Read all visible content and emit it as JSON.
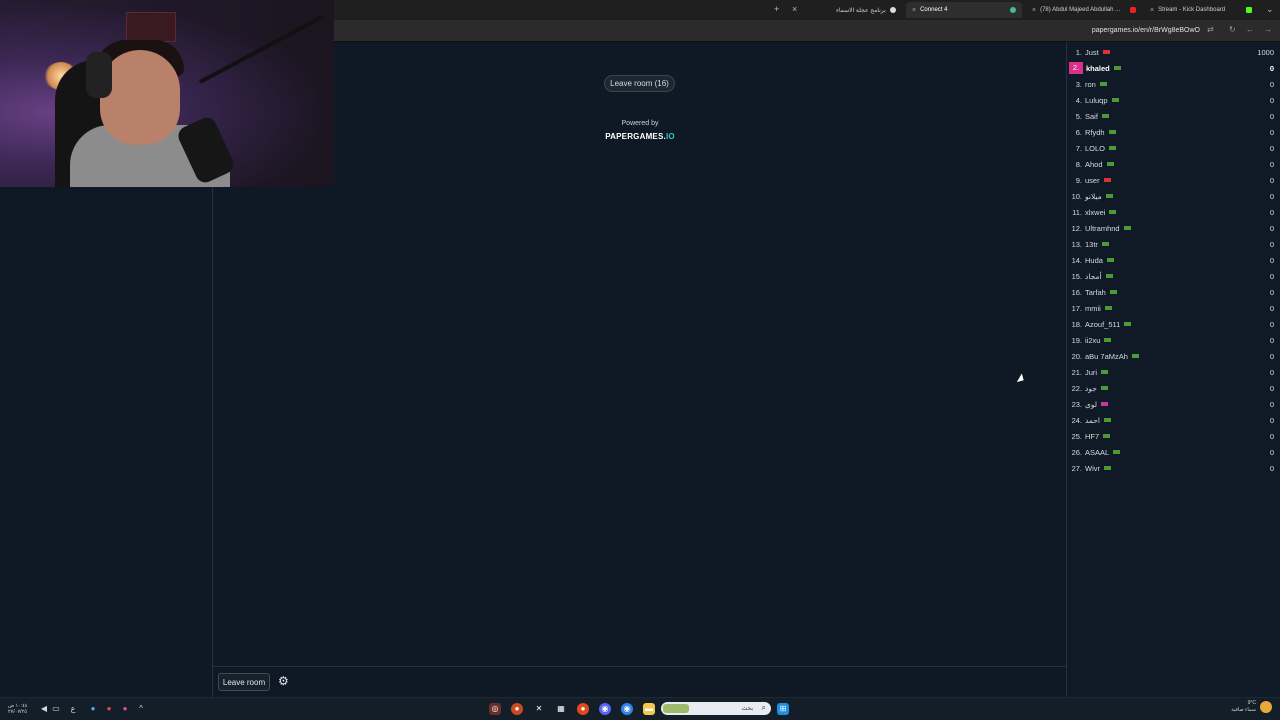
{
  "browser": {
    "tabs": [
      {
        "label": "برنامج عجلة الاسماء",
        "active": false
      },
      {
        "label": "Connect 4",
        "active": true
      },
      {
        "label": "(78) Abdul Majeed Abdullah ...",
        "active": false
      },
      {
        "label": "Stream - Kick Dashboard",
        "active": false
      }
    ],
    "new_tab": "+",
    "close": "×",
    "url": "papergames.io/en/r/BrWg8eBOwO"
  },
  "game": {
    "leave_room_pill": "Leave room  (16)",
    "powered_by": "Powered by",
    "brand_main": "PAPERGAMES.",
    "brand_io": "IO",
    "leave_room_button": "Leave room"
  },
  "leaderboard": {
    "rows": [
      {
        "rank": "1.",
        "name": "Just",
        "score": "1000",
        "flag": "#d33"
      },
      {
        "rank": "2.",
        "name": "khaled",
        "score": "0",
        "flag": "#4a9a3a",
        "current": true
      },
      {
        "rank": "3.",
        "name": "ron",
        "score": "0",
        "flag": "#4a9a3a"
      },
      {
        "rank": "4.",
        "name": "Luluqp",
        "score": "0",
        "flag": "#4a9a3a"
      },
      {
        "rank": "5.",
        "name": "Saif",
        "score": "0",
        "flag": "#4a9a3a"
      },
      {
        "rank": "6.",
        "name": "Rfydh",
        "score": "0",
        "flag": "#4a9a3a"
      },
      {
        "rank": "7.",
        "name": "LOLO",
        "score": "0",
        "flag": "#4a9a3a"
      },
      {
        "rank": "8.",
        "name": "Ahod",
        "score": "0",
        "flag": "#4a9a3a"
      },
      {
        "rank": "9.",
        "name": "user",
        "score": "0",
        "flag": "#d33"
      },
      {
        "rank": "10.",
        "name": "ميلانو",
        "score": "0",
        "flag": "#4a9a3a"
      },
      {
        "rank": "11.",
        "name": "xlxwei",
        "score": "0",
        "flag": "#4a9a3a"
      },
      {
        "rank": "12.",
        "name": "Ultramhnd",
        "score": "0",
        "flag": "#4a9a3a"
      },
      {
        "rank": "13.",
        "name": "13tr",
        "score": "0",
        "flag": "#4a9a3a"
      },
      {
        "rank": "14.",
        "name": "Huda",
        "score": "0",
        "flag": "#4a9a3a"
      },
      {
        "rank": "15.",
        "name": "أمجاد",
        "score": "0",
        "flag": "#4a9a3a"
      },
      {
        "rank": "16.",
        "name": "Tarfah",
        "score": "0",
        "flag": "#4a9a3a"
      },
      {
        "rank": "17.",
        "name": "mmii",
        "score": "0",
        "flag": "#4a9a3a"
      },
      {
        "rank": "18.",
        "name": "Azouf_511",
        "score": "0",
        "flag": "#4a9a3a"
      },
      {
        "rank": "19.",
        "name": "ii2xu",
        "score": "0",
        "flag": "#4a9a3a"
      },
      {
        "rank": "20.",
        "name": "aBu 7aMzAh",
        "score": "0",
        "flag": "#4a9a3a"
      },
      {
        "rank": "21.",
        "name": "Juri",
        "score": "0",
        "flag": "#4a9a3a"
      },
      {
        "rank": "22.",
        "name": "جود",
        "score": "0",
        "flag": "#4a9a3a"
      },
      {
        "rank": "23.",
        "name": "لوى",
        "score": "0",
        "flag": "#c33a9a"
      },
      {
        "rank": "24.",
        "name": "احمد",
        "score": "0",
        "flag": "#4a9a3a"
      },
      {
        "rank": "25.",
        "name": "HF7",
        "score": "0",
        "flag": "#4a9a3a"
      },
      {
        "rank": "26.",
        "name": "ASAAL",
        "score": "0",
        "flag": "#4a9a3a"
      },
      {
        "rank": "27.",
        "name": "Wivr",
        "score": "0",
        "flag": "#4a9a3a"
      }
    ]
  },
  "taskbar": {
    "clock_time": "١٠:٤٤ ص",
    "clock_date": "٢٧/٠٧/٢٥",
    "lang": "ع",
    "search_placeholder": "بحث",
    "weather_temp": "9°C",
    "weather_desc": "سماء صافية"
  },
  "colors": {
    "background": "#0f1925",
    "highlight_rank": "#d92e8a",
    "brand_io": "#2ecbd0"
  }
}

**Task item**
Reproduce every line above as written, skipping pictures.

**Solution below**
Read all visible content and emit it as JSON.
{
  "browser": {
    "tabs": [
      {
        "label": "برنامج عجلة الاسماء",
        "active": false
      },
      {
        "label": "Connect 4",
        "active": true
      },
      {
        "label": "(78) Abdul Majeed Abdullah ...",
        "active": false
      },
      {
        "label": "Stream - Kick Dashboard",
        "active": false
      }
    ],
    "new_tab": "+",
    "close": "×",
    "url": "papergames.io/en/r/BrWg8eBOwO"
  },
  "game": {
    "leave_room_pill": "Leave room  (16)",
    "powered_by": "Powered by",
    "brand_main": "PAPERGAMES.",
    "brand_io": "IO",
    "leave_room_button": "Leave room"
  },
  "leaderboard": {
    "rows": [
      {
        "rank": "1.",
        "name": "Just",
        "score": "1000",
        "flag": "#d33"
      },
      {
        "rank": "2.",
        "name": "khaled",
        "score": "0",
        "flag": "#4a9a3a",
        "current": true
      },
      {
        "rank": "3.",
        "name": "ron",
        "score": "0",
        "flag": "#4a9a3a"
      },
      {
        "rank": "4.",
        "name": "Luluqp",
        "score": "0",
        "flag": "#4a9a3a"
      },
      {
        "rank": "5.",
        "name": "Saif",
        "score": "0",
        "flag": "#4a9a3a"
      },
      {
        "rank": "6.",
        "name": "Rfydh",
        "score": "0",
        "flag": "#4a9a3a"
      },
      {
        "rank": "7.",
        "name": "LOLO",
        "score": "0",
        "flag": "#4a9a3a"
      },
      {
        "rank": "8.",
        "name": "Ahod",
        "score": "0",
        "flag": "#4a9a3a"
      },
      {
        "rank": "9.",
        "name": "user",
        "score": "0",
        "flag": "#d33"
      },
      {
        "rank": "10.",
        "name": "ميلانو",
        "score": "0",
        "flag": "#4a9a3a"
      },
      {
        "rank": "11.",
        "name": "xlxwei",
        "score": "0",
        "flag": "#4a9a3a"
      },
      {
        "rank": "12.",
        "name": "Ultramhnd",
        "score": "0",
        "flag": "#4a9a3a"
      },
      {
        "rank": "13.",
        "name": "13tr",
        "score": "0",
        "flag": "#4a9a3a"
      },
      {
        "rank": "14.",
        "name": "Huda",
        "score": "0",
        "flag": "#4a9a3a"
      },
      {
        "rank": "15.",
        "name": "أمجاد",
        "score": "0",
        "flag": "#4a9a3a"
      },
      {
        "rank": "16.",
        "name": "Tarfah",
        "score": "0",
        "flag": "#4a9a3a"
      },
      {
        "rank": "17.",
        "name": "mmii",
        "score": "0",
        "flag": "#4a9a3a"
      },
      {
        "rank": "18.",
        "name": "Azouf_511",
        "score": "0",
        "flag": "#4a9a3a"
      },
      {
        "rank": "19.",
        "name": "ii2xu",
        "score": "0",
        "flag": "#4a9a3a"
      },
      {
        "rank": "20.",
        "name": "aBu 7aMzAh",
        "score": "0",
        "flag": "#4a9a3a"
      },
      {
        "rank": "21.",
        "name": "Juri",
        "score": "0",
        "flag": "#4a9a3a"
      },
      {
        "rank": "22.",
        "name": "جود",
        "score": "0",
        "flag": "#4a9a3a"
      },
      {
        "rank": "23.",
        "name": "لوى",
        "score": "0",
        "flag": "#c33a9a"
      },
      {
        "rank": "24.",
        "name": "احمد",
        "score": "0",
        "flag": "#4a9a3a"
      },
      {
        "rank": "25.",
        "name": "HF7",
        "score": "0",
        "flag": "#4a9a3a"
      },
      {
        "rank": "26.",
        "name": "ASAAL",
        "score": "0",
        "flag": "#4a9a3a"
      },
      {
        "rank": "27.",
        "name": "Wivr",
        "score": "0",
        "flag": "#4a9a3a"
      }
    ]
  },
  "taskbar": {
    "clock_time": "١٠:٤٤ ص",
    "clock_date": "٢٧/٠٧/٢٥",
    "lang": "ع",
    "search_placeholder": "بحث",
    "weather_temp": "9°C",
    "weather_desc": "سماء صافية"
  },
  "colors": {
    "background": "#0f1925",
    "highlight_rank": "#d92e8a",
    "brand_io": "#2ecbd0"
  }
}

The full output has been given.